------ Supplied records ------

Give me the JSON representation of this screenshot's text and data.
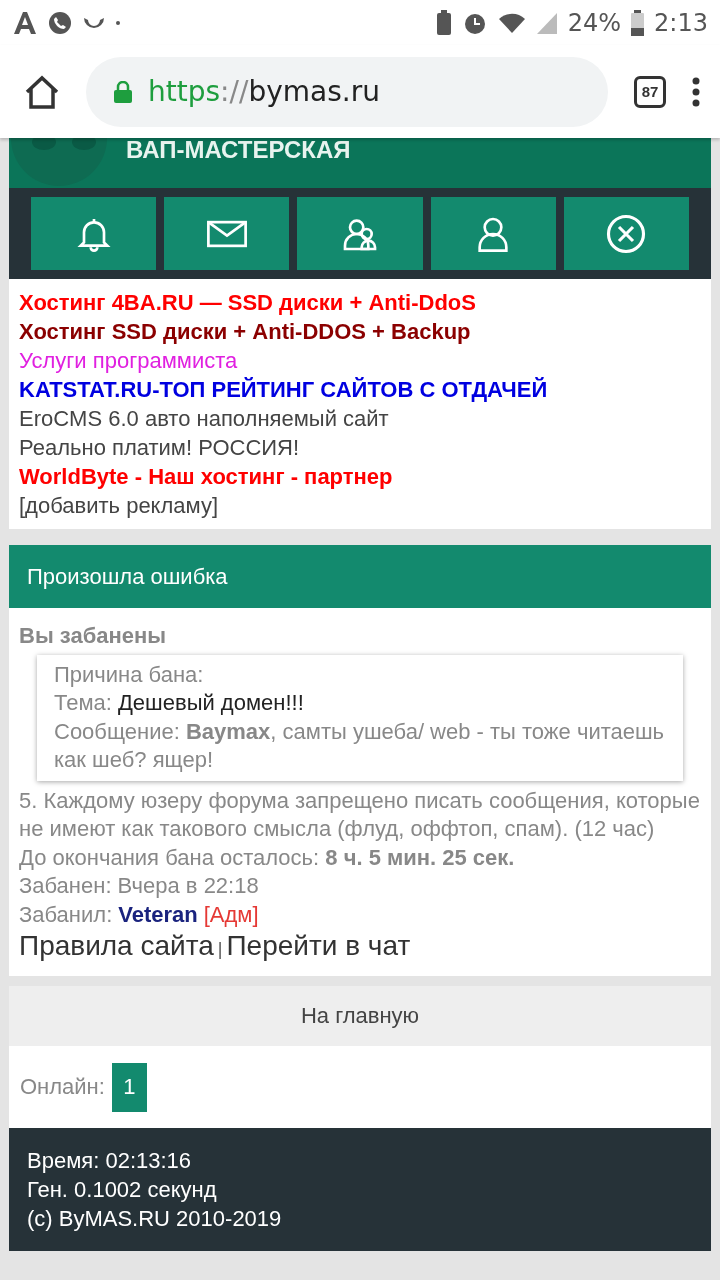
{
  "status_bar": {
    "battery": "24%",
    "time": "2:13"
  },
  "browser": {
    "url_scheme": "https",
    "url_separator": "://",
    "url_host": "bymas.ru",
    "tab_count": "87"
  },
  "banner": {
    "title": "ВАП-МАСТЕРСКАЯ"
  },
  "ads": [
    {
      "text": "Хостинг 4BA.RU — SSD диски + Anti-DdoS",
      "color": "#ff0000",
      "kind": "bold"
    },
    {
      "text": "Хостинг SSD диски + Anti-DDOS + Backup",
      "color": "#8b0000",
      "kind": "bold"
    },
    {
      "text": "Услуги программиста",
      "color": "#e020e0",
      "kind": "plain"
    },
    {
      "text": "KATSTAT.RU-ТОП РЕЙТИНГ САЙТОВ С ОТДАЧЕЙ",
      "color": "#0000e0",
      "kind": "bold"
    },
    {
      "text": "EroCMS 6.0 авто наполняемый сайт",
      "color": "#444444",
      "kind": "plain"
    },
    {
      "text": "Реально платим! РОССИЯ!",
      "color": "#444444",
      "kind": "plain"
    },
    {
      "text": "WorldByte - Наш хостинг - партнер",
      "color": "#ff0000",
      "kind": "bold"
    },
    {
      "text": "[добавить рекламу]",
      "color": "#444444",
      "kind": "plain"
    }
  ],
  "error": {
    "title": "Произошла ошибка",
    "heading": "Вы забанены",
    "reason": {
      "title": "Причина бана:",
      "topic_label": "Тема:",
      "topic_value": "Дешевый домен!!!",
      "message": "Сообщение: **Baymax**, самты ушеба/ web - ты тоже читаешь как шеб? ящер!"
    },
    "rule": "5. Каждому юзеру форума запрещено писать сообщения, которые не имеют как такового смысла (флуд, оффтоп, спам). (12 час)",
    "remaining": "До окончания бана осталось: **8 ч. 5 мин. 25 сек.**",
    "banned_at": "Забанен: Вчера в 22:18",
    "banned_by_label": "Забанил:",
    "banned_by_user": "Veteran",
    "banned_by_role": "[Адм]",
    "links": [
      "Правила сайта",
      "Перейти в чат"
    ],
    "link_separator": "|"
  },
  "home_link": "На главную",
  "online": {
    "label": "Онлайн:",
    "count": "1"
  },
  "footer": [
    "Время: 02:13:16",
    "Ген. 0.1002 секунд",
    "(c) ByMAS.RU 2010-2019"
  ]
}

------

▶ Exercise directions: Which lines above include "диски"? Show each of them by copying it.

▶ Solution to this problem:
      "text": "Хостинг 4BA.RU — SSD диски + Anti-DdoS",
      "text": "Хостинг SSD диски + Anti-DDOS + Backup",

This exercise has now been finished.